* _SUPPLIED ENTRIES_
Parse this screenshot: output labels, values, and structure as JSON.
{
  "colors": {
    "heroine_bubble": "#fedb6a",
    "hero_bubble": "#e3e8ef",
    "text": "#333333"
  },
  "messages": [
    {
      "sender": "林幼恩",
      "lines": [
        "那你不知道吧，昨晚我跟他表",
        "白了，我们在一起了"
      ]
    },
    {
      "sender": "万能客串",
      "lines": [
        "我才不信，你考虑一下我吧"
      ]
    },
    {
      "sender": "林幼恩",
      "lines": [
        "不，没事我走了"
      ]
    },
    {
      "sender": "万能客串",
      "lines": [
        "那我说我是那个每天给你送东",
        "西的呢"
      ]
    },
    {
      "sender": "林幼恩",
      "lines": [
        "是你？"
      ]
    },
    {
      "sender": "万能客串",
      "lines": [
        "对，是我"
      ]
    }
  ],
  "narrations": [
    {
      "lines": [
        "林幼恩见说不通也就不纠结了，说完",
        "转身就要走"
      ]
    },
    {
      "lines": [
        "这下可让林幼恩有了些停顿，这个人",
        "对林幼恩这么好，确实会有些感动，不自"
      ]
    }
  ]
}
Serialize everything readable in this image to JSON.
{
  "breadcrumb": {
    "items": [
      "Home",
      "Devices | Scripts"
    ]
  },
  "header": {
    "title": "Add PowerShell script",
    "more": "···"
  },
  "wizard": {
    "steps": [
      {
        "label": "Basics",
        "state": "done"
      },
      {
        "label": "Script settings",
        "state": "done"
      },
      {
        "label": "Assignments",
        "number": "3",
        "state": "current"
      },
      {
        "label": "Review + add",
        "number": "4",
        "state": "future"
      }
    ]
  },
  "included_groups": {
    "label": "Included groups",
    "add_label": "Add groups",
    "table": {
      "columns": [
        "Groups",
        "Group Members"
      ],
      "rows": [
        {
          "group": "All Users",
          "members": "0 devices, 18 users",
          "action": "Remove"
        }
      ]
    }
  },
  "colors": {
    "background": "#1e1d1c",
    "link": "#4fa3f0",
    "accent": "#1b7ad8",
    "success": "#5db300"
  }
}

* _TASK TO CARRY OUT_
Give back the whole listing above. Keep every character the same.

* _ANSWER TO THIS PROBLEM_
Parse this screenshot: output labels, values, and structure as JSON.
{
  "colors": {
    "heroine_bubble": "#fedb6a",
    "hero_bubble": "#e3e8ef",
    "text": "#333333"
  },
  "messages": [
    {
      "sender": "林幼恩",
      "lines": [
        "那你不知道吧，昨晚我跟他表",
        "白了，我们在一起了"
      ]
    },
    {
      "sender": "万能客串",
      "lines": [
        "我才不信，你考虑一下我吧"
      ]
    },
    {
      "sender": "林幼恩",
      "lines": [
        "不，没事我走了"
      ]
    },
    {
      "sender": "万能客串",
      "lines": [
        "那我说我是那个每天给你送东",
        "西的呢"
      ]
    },
    {
      "sender": "林幼恩",
      "lines": [
        "是你？"
      ]
    },
    {
      "sender": "万能客串",
      "lines": [
        "对，是我"
      ]
    }
  ],
  "narrations": [
    {
      "lines": [
        "林幼恩见说不通也就不纠结了，说完",
        "转身就要走"
      ]
    },
    {
      "lines": [
        "这下可让林幼恩有了些停顿，这个人",
        "对林幼恩这么好，确实会有些感动，不自"
      ]
    }
  ]
}
Serialize everything readable in this image to JSON.
{
  "breadcrumb": {
    "items": [
      "Home",
      "Devices | Scripts"
    ]
  },
  "header": {
    "title": "Add PowerShell script",
    "more": "···"
  },
  "wizard": {
    "steps": [
      {
        "label": "Basics",
        "state": "done"
      },
      {
        "label": "Script settings",
        "state": "done"
      },
      {
        "label": "Assignments",
        "number": "3",
        "state": "current"
      },
      {
        "label": "Review + add",
        "number": "4",
        "state": "future"
      }
    ]
  },
  "included_groups": {
    "label": "Included groups",
    "add_label": "Add groups",
    "table": {
      "columns": [
        "Groups",
        "Group Members"
      ],
      "rows": [
        {
          "group": "All Users",
          "members": "0 devices, 18 users",
          "action": "Remove"
        }
      ]
    }
  },
  "colors": {
    "background": "#1e1d1c",
    "link": "#4fa3f0",
    "accent": "#1b7ad8",
    "success": "#5db300"
  }
}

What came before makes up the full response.